(Beginning of Data to examine)

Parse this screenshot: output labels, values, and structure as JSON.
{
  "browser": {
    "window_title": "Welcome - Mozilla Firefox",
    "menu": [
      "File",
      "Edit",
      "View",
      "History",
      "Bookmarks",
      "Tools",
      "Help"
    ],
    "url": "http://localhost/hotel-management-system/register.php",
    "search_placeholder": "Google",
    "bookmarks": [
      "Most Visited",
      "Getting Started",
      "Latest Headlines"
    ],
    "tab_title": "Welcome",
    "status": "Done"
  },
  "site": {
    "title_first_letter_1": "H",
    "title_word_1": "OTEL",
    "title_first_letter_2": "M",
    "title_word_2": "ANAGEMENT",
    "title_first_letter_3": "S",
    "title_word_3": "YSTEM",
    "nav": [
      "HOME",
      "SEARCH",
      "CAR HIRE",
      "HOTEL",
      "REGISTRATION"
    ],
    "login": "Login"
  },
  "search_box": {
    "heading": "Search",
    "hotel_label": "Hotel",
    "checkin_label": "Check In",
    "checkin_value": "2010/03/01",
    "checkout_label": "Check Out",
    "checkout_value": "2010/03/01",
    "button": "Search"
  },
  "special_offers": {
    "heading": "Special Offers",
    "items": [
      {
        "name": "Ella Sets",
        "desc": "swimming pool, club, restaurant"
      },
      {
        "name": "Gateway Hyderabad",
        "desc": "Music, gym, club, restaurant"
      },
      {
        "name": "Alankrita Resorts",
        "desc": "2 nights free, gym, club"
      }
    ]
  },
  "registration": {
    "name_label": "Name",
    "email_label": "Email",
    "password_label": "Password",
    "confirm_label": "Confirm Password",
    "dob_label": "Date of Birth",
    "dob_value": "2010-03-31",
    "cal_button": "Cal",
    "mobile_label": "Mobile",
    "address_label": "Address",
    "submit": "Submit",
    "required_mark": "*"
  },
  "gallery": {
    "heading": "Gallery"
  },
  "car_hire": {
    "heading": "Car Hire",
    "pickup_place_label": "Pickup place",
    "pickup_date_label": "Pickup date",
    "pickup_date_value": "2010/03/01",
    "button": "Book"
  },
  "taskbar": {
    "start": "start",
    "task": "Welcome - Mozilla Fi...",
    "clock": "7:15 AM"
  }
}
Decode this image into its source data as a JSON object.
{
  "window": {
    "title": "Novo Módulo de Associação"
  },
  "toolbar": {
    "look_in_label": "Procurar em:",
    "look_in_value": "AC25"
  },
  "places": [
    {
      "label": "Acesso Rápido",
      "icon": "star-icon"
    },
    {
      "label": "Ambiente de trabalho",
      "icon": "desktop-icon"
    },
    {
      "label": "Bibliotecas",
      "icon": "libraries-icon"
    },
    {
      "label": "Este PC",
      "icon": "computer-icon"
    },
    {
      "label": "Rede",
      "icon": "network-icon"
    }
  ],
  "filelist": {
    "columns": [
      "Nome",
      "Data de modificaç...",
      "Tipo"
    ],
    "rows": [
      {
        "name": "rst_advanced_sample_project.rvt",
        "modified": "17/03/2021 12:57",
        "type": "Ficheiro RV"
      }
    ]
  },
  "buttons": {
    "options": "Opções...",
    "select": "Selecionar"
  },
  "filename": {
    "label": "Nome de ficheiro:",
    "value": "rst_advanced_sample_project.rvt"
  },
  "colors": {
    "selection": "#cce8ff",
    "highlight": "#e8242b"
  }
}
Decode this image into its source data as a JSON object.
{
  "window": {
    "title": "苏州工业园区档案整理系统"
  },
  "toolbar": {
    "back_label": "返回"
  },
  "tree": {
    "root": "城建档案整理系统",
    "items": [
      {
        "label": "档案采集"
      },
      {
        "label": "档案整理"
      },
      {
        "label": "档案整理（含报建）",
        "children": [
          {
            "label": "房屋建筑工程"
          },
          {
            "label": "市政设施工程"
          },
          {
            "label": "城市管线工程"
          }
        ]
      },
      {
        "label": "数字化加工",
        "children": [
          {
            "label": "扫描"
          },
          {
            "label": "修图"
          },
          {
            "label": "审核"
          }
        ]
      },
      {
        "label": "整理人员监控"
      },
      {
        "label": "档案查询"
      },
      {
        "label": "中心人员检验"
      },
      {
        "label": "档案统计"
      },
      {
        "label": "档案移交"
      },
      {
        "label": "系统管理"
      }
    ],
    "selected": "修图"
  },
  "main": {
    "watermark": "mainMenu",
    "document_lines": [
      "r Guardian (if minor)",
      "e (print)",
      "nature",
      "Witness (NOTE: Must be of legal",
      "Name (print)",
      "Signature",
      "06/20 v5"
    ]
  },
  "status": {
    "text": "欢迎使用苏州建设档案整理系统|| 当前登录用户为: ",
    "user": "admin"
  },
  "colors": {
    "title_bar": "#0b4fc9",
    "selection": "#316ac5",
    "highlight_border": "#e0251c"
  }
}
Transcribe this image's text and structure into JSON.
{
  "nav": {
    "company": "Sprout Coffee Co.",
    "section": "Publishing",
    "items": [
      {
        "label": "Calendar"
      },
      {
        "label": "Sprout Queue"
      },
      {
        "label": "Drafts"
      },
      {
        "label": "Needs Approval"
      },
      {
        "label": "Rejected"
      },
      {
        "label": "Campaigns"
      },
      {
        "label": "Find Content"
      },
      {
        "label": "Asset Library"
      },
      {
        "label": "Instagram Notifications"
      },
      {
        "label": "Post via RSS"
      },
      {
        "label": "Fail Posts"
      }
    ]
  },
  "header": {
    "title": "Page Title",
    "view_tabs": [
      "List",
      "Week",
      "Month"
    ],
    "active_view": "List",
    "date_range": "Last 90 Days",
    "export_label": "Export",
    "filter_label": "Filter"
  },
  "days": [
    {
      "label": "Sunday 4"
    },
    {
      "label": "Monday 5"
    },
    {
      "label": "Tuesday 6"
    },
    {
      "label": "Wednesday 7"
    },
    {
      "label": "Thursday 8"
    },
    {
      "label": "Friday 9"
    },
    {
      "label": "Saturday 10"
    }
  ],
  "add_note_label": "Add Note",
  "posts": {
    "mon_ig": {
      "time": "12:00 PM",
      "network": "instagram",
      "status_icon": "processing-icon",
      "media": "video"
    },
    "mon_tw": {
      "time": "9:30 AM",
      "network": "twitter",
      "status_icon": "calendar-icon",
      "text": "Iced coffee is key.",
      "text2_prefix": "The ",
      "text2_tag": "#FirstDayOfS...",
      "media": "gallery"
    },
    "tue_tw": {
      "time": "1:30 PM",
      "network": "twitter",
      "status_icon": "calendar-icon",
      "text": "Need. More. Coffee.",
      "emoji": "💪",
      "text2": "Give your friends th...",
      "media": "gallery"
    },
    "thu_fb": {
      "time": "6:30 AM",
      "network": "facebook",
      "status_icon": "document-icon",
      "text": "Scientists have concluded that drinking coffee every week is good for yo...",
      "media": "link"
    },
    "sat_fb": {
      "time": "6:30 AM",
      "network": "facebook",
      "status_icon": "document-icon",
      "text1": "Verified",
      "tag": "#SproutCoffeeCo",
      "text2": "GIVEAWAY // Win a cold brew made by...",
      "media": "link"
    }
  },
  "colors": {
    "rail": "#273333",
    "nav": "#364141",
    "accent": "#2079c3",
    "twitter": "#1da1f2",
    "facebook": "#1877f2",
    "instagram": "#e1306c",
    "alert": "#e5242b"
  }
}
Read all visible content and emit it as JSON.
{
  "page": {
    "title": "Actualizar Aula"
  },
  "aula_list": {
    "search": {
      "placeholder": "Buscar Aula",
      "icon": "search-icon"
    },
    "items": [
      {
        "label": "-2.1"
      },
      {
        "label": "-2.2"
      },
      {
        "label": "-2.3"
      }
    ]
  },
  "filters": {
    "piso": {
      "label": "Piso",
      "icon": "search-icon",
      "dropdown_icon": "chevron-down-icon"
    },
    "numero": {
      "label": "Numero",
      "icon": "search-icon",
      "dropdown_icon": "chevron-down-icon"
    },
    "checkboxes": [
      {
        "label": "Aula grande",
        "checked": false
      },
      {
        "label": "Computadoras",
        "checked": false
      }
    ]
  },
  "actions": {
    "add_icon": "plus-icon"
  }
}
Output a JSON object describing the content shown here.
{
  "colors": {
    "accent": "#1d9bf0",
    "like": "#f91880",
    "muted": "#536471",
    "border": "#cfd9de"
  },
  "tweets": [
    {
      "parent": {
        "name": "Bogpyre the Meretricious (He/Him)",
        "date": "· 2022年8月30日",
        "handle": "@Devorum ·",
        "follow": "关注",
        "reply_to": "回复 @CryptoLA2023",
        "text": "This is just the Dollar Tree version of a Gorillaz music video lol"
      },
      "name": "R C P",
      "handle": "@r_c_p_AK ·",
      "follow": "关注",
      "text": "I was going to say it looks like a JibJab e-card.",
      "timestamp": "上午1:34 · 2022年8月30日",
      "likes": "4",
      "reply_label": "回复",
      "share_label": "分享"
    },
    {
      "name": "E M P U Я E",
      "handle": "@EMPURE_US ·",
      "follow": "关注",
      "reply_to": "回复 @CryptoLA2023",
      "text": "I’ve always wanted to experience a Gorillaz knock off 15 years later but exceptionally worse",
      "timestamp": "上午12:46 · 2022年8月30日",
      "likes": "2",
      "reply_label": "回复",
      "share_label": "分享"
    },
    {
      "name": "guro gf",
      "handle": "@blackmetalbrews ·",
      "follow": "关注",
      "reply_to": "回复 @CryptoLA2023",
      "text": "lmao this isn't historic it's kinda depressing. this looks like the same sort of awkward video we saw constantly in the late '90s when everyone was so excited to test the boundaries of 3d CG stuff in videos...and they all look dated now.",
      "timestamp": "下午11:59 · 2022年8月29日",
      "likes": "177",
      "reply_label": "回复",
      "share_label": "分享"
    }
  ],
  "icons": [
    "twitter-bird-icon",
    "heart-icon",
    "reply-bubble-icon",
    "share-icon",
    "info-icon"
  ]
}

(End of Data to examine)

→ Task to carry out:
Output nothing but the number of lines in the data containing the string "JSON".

→ Solution to this exercise:
6